Part of the frame of mind for Whitehead, the “mood” you might say, is the music he listens to as he writes. He mentions this in his acknowledgements: “David Bowie is in every book, and I always put on ‘Purple Rain’ and ‘Daydream Nation’ when I write the final pages; so thanks to him and Prince and Sonic Youth.”
(I haven’t tried these specific musical prompts while writing, but Whitehead’s example is something to emulate, if it appeals. What can you lose?)
Whitehead, a Harvard graduate and Pulitzer Prize finalist, is the author of earlier best-sellers, “The Noble Hustle,” “Zone One,” “Sag Harbor,” “The Intuitionist,” “John Henry Days,” “Apex Hides the Hurt” and a collection of essays, “The Colossus of New York.” These are a zeitgeist of books, clearly different from one another, a tribute to Whitehead’s largesse of spirit and world view.
Our author writes for the New York Times Magazine. It was a surprise to me that, under the aegis of the NYT Magazine, the newspaper published a long excerpt of his “The Underground Railroad.” It appeared this month in that paper. Its publication may be a reflex of that paper’s administration feeling it had underreported minority material in the last hundred years. If so, it’s a terrific “mea culpa.”

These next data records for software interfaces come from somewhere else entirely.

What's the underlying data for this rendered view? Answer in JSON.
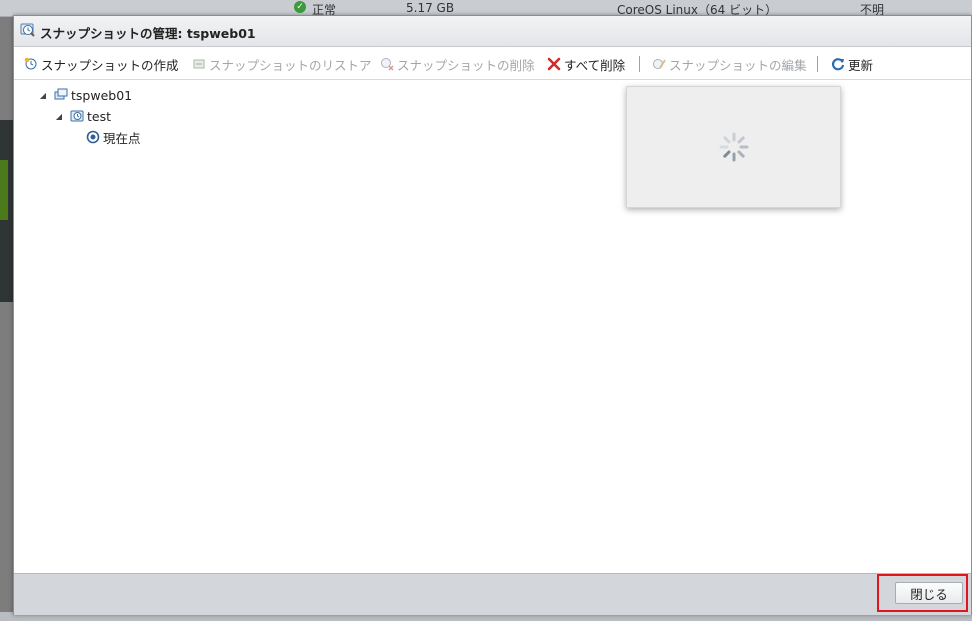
{
  "background": {
    "status": "正常",
    "size": "5.17 GB",
    "os": "CoreOS Linux（64 ビット）",
    "state": "不明"
  },
  "dialog": {
    "title": "スナップショットの管理: tspweb01"
  },
  "toolbar": {
    "create": "スナップショットの作成",
    "restore": "スナップショットのリストア",
    "delete": "スナップショットの削除",
    "delete_all": "すべて削除",
    "edit": "スナップショットの編集",
    "refresh": "更新"
  },
  "tree": {
    "vm": "tspweb01",
    "snapshot": "test",
    "current": "現在点"
  },
  "footer": {
    "close": "閉じる"
  },
  "colors": {
    "highlight": "#e0161c",
    "delete_all_icon": "#d22b2b",
    "refresh_icon": "#2a6db3"
  }
}
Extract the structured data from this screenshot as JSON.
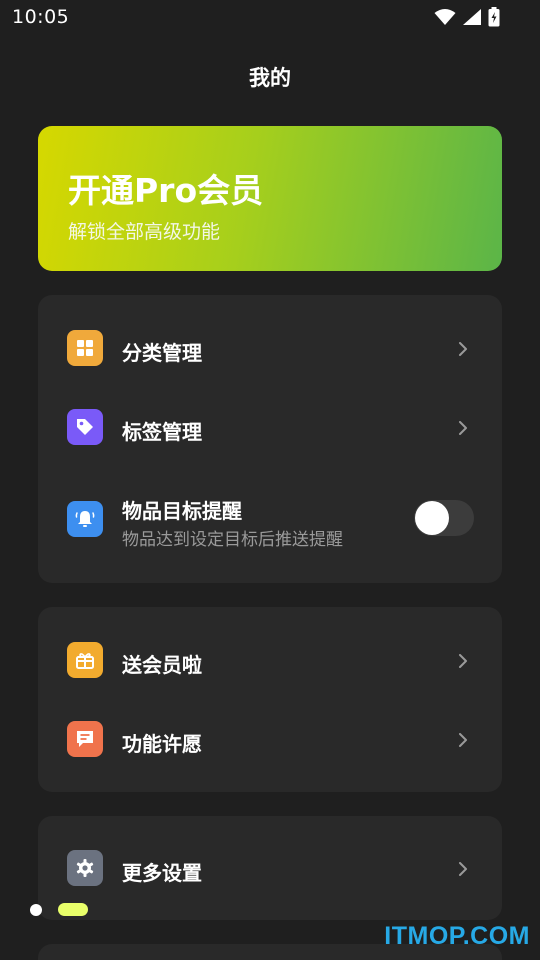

This book is featured on Oprah’s Book Club as well. It’s been made available a month early, August instead of September, to book sellers in anticipation of a rush to purchase. Get in line for this novel, disquieting at times but important reading for all Americans.
Cora’s story reminds us that, even now, we are brothers and sisters drawn closer “across the eternity of her servitude.”
The Underground Railroad
By Colson Whitehead
Michael D. Langan is a longtime book reviewer for The Buffalo News.